The MUA recognises the significance and power that arises from building international solidarity networks. Consequently we devote resources and energy to building these networks. It is abundantly clear that all maritime workers benefit from ties that extend our power, leverage and influence to ports around the world.
Following the recent global automation conference in Sydney, the MUA solidified a process of joint cooperation and coordination with the French Syndicat des Dockers du Havre, who are part of the national Fédération Nationale des Ports et Docks - Confédération Générale du Travail (CGT). They are also affiliated to the International Dockworkers’ Council (IDC). Le Havre is the largest port in France.
Both the MUA and the Le Havre dockers recognised the fundamental importance of safety on the job and a union representative from the Port of Le Havre attended the MUA’s ship inspection workshop where there was an exchange of information and an ongoing commitment to work together to make the waterfront in both France and Australia a safer place to work.
With the battle over automation being faced by unions internationally it is also vital that solidarity ties are strengthened with unions in our joint struggle against the union-busting methods of the Global Network Terminal operators (for example, DP World also operates terminals in France). Joint organising around safety assists us to build unity and trust between our unions and ensures that international solidarity is not based upon a top-down approach but is something that every rank-and-file worker can participate in.
“The MUA and the Le Havre dockers' union identified the same vessel deficiency problems on the same ships between French and Australian ports, said Assistant National Secretary Warren Smith. “Accordingly we have undertaken a joint project to ensure problems on these vessels that present dangers to workers are tackled jointly. This is real and practical solidarity work that will build strong ties between our unions” said Smith.
The MUA has mapped the direct container services between Australia and Le Havre and have identified three ships calling in Le Havre, Sydney and Melbourne every two weeks and one ship each week calling in Adelaide and Fremantle.
In a follow up message to the Syndicat des Dockers du Havre and the Federation Nationale des Ports et Docks (CGT), Smith wrote, “As we discussed, our joint action and practical on the ground cooperation is a great way to establish strong rank and file relationships that can cement the bonds of friendship and solidarity between the CGT and MUA by fighting side by side against shipowners who put the lives of wharfies and dockers at risk. We propose that the 19 identified vessels be a starting point for ongoing cooperation and information sharing between our two unions. This cooperation also reflects the increased capacity and leverage that a relationship between IDC and ITF affiliated unions can produce.”
The Syndicat des Dockers du Havre have embraced this initiative and already there has been an exchange of ship inspection reports.
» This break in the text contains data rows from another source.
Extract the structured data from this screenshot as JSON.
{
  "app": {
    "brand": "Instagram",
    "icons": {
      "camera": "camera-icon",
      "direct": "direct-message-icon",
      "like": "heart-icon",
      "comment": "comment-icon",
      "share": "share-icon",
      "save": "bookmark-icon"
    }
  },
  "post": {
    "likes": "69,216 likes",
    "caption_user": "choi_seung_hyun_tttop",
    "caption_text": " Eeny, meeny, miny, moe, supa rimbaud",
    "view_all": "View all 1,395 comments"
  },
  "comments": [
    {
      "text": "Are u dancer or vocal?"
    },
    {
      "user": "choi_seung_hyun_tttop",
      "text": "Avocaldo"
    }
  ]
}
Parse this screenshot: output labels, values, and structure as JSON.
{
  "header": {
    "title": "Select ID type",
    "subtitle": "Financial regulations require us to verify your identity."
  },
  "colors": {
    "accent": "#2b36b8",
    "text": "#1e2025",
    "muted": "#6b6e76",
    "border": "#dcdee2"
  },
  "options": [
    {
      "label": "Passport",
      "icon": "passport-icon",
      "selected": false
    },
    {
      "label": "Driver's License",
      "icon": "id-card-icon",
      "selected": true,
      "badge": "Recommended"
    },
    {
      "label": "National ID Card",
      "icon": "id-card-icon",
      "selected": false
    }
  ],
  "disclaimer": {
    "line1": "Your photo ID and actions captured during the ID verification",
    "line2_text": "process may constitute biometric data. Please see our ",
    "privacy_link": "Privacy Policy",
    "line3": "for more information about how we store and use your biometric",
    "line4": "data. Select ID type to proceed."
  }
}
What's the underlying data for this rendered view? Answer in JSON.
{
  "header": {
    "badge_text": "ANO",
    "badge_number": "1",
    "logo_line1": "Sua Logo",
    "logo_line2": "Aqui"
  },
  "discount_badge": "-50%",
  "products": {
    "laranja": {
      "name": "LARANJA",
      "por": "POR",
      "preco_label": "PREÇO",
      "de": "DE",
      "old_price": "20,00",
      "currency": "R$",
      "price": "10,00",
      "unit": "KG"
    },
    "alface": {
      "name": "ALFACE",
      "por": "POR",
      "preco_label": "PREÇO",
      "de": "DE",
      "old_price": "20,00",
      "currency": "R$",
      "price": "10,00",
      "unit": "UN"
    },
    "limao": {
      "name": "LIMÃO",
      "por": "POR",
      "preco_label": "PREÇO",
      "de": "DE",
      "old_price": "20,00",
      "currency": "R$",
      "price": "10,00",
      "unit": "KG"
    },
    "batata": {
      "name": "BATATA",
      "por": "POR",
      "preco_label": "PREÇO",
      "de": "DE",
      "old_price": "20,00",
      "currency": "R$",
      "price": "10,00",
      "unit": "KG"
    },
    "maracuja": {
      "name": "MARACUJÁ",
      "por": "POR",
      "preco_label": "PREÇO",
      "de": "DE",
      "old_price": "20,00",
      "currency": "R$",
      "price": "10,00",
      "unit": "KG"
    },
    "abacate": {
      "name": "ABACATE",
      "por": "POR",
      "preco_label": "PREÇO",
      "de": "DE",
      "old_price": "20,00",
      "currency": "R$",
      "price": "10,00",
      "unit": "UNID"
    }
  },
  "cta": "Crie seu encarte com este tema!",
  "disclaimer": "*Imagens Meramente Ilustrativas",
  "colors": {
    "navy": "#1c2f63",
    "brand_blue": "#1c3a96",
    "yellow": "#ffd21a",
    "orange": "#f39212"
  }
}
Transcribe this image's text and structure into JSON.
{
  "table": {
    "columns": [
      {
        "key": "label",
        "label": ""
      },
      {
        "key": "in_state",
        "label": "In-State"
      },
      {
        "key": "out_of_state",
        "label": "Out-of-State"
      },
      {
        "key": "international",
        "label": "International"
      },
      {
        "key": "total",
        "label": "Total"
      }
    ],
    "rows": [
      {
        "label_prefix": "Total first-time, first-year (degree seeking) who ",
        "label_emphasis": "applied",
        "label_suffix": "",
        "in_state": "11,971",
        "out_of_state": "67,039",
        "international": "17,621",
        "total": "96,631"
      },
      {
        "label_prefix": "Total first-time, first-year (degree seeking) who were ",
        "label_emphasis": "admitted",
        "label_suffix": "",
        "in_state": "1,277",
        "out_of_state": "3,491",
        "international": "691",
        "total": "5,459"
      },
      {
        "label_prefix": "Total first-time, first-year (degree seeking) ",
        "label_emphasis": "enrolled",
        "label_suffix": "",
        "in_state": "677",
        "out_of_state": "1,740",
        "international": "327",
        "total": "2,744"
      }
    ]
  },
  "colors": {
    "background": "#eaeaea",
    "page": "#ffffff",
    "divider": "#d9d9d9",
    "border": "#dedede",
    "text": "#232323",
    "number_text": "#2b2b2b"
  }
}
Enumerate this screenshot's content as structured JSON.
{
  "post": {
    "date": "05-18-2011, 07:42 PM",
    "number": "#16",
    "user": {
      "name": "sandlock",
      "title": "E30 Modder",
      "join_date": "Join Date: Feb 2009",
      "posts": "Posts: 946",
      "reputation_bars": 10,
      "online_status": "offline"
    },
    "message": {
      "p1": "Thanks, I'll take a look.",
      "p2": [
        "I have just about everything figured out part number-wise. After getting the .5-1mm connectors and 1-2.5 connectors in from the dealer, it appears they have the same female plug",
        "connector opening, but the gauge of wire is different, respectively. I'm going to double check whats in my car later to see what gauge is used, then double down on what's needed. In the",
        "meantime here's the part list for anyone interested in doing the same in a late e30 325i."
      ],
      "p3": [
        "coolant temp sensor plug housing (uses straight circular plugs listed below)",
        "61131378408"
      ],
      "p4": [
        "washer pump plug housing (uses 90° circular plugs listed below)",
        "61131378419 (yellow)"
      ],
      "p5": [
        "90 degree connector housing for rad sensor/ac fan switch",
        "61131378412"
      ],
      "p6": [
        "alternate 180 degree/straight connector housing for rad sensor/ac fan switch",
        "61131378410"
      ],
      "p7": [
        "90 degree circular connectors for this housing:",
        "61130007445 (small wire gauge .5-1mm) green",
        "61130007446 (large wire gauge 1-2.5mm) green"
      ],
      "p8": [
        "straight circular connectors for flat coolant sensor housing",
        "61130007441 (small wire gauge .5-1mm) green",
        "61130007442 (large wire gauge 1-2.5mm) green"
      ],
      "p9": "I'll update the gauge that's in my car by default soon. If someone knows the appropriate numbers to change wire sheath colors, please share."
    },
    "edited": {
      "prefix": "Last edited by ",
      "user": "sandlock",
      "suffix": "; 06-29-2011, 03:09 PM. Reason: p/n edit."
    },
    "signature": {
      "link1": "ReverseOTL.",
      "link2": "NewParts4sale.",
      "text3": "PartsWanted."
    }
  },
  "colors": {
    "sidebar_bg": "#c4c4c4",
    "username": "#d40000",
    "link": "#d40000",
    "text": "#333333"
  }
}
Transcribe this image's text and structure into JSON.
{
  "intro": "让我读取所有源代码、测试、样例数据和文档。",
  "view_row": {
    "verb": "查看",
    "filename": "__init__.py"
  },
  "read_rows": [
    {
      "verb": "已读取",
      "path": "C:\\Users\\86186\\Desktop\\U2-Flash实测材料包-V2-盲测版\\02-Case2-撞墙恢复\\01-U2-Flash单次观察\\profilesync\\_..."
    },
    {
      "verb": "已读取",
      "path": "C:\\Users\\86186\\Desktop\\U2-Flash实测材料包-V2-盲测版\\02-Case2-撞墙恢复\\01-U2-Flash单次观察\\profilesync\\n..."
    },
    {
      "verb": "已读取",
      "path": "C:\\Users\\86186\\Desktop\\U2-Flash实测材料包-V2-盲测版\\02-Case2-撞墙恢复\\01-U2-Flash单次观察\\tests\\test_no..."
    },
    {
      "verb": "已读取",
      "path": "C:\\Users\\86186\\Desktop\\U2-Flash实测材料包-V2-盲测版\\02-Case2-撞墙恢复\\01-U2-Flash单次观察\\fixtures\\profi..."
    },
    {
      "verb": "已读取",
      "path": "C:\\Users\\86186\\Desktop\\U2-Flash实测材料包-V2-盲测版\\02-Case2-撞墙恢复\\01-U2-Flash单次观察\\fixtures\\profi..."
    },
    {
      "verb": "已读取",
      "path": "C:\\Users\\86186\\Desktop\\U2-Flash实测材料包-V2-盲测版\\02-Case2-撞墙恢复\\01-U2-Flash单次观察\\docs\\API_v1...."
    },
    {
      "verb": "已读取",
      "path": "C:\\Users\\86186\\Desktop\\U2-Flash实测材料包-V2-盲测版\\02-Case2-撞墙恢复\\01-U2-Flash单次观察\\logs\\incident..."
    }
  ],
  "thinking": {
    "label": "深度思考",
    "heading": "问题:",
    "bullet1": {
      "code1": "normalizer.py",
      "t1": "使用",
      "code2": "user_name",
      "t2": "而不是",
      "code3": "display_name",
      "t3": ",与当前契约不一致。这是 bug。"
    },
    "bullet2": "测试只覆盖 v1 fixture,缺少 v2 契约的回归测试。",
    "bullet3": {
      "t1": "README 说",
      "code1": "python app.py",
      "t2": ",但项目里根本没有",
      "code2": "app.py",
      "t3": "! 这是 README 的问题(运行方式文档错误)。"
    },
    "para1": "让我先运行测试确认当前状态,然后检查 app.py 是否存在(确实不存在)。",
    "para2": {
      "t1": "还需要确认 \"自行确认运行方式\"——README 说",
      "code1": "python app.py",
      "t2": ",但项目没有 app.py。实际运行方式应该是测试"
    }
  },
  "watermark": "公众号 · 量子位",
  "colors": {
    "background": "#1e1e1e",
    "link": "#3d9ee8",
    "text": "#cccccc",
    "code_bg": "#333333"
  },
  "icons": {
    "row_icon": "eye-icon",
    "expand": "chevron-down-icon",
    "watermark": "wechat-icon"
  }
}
With that focused exchange, during the conference and in the follow up communications, the MUA has strengthened yet another bridge of solidarity, which will assist in the struggle in ensuring that waterside workers in both France and Australia work have safer workplaces.
MUA members are encouraged to report vessel deficiencies via the Vessel Deficiency Register.